● WORK TO COMPLETE
Go through the entries below and collect each line with the string "background" in it.

● SOURCE INFORMATION
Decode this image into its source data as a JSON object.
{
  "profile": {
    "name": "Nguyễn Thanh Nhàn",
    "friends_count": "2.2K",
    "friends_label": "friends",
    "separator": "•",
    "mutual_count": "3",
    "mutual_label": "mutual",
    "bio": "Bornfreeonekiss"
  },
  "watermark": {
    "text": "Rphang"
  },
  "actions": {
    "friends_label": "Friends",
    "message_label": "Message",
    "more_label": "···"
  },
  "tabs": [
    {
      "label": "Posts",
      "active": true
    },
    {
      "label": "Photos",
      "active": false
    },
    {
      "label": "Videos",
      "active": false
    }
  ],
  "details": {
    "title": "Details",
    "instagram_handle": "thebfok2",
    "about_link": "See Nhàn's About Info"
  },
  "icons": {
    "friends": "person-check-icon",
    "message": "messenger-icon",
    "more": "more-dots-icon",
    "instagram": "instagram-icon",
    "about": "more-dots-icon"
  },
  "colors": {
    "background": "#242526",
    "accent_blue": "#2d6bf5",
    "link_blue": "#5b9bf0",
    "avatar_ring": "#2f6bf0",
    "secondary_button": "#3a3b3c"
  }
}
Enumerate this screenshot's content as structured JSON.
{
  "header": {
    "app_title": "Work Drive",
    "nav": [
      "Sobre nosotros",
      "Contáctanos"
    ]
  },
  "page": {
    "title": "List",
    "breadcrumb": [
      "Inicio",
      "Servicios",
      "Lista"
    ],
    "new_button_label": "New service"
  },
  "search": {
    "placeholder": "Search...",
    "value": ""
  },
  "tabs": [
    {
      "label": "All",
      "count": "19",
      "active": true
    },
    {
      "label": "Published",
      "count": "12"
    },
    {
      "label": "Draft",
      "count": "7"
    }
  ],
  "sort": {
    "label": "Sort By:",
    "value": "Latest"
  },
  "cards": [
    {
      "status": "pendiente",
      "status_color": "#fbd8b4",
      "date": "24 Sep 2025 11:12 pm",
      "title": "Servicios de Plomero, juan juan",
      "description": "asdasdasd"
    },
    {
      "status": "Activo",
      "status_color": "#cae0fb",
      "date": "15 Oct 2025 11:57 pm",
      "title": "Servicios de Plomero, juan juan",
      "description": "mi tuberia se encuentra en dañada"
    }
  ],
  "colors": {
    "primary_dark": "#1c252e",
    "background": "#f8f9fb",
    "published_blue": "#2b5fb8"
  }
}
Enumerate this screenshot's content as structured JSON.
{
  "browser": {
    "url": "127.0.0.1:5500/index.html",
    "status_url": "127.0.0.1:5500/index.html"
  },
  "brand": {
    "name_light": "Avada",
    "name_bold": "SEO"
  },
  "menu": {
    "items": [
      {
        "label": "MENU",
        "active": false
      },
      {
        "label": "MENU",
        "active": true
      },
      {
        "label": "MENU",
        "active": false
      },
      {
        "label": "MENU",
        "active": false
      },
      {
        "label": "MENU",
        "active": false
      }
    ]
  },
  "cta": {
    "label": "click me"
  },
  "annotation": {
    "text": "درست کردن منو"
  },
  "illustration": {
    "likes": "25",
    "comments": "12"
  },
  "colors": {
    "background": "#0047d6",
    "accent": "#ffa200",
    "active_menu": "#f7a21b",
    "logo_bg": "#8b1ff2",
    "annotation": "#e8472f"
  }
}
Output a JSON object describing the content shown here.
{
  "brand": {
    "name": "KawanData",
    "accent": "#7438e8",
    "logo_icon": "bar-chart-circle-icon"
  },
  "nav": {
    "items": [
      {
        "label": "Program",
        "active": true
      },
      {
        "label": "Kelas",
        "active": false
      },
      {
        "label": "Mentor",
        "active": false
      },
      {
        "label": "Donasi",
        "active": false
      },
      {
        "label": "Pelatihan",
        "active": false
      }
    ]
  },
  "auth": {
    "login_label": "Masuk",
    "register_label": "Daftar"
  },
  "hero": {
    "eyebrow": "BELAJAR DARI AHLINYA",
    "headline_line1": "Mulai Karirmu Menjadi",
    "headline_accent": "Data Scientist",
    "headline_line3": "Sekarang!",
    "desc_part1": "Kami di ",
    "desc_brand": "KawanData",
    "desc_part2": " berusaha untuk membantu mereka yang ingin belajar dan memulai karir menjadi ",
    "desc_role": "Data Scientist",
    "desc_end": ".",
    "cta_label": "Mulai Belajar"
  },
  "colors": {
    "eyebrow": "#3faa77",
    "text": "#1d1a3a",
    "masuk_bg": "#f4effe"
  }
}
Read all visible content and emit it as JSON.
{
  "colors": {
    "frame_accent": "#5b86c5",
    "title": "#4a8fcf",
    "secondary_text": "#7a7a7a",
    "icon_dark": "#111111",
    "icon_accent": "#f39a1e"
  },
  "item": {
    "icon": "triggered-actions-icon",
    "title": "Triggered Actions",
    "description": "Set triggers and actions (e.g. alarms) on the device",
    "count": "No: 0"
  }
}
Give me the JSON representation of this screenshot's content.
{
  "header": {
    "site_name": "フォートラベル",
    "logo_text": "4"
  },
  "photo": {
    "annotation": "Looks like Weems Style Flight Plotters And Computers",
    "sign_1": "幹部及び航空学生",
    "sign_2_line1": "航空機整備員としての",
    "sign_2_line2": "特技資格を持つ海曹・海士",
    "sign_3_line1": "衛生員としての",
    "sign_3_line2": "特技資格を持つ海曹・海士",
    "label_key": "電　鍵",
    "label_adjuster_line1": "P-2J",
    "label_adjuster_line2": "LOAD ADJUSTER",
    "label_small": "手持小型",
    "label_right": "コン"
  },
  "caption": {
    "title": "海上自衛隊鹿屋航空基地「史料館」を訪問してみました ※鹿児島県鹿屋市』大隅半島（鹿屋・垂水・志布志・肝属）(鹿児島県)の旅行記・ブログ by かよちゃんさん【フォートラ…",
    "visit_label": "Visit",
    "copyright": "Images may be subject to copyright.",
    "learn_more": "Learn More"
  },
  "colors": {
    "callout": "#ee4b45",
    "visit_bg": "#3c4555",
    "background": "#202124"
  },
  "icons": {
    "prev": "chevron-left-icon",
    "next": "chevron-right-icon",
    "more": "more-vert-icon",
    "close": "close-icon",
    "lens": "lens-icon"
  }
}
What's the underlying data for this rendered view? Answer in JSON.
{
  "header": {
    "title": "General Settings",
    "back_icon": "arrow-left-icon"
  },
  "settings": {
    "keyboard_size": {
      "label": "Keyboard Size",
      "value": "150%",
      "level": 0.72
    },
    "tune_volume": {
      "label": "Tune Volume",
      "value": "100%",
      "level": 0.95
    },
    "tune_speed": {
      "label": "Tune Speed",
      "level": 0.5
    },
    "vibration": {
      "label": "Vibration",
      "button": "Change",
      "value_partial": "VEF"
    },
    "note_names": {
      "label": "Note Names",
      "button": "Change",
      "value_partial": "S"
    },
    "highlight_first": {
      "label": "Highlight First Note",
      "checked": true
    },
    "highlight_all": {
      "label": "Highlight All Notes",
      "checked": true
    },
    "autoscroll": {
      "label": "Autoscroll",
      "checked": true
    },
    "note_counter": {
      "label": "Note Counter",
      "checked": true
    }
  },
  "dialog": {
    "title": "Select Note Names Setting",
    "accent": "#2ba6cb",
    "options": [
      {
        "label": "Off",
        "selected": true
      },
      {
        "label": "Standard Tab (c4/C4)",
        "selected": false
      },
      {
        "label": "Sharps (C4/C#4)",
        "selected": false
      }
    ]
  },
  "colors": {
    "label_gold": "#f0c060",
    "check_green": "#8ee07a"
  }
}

● RESPONSE BOX
    "background": "#242526",
    "background": "#f8f9fb",
    "background": "#0047d6",
    "background": "#202124"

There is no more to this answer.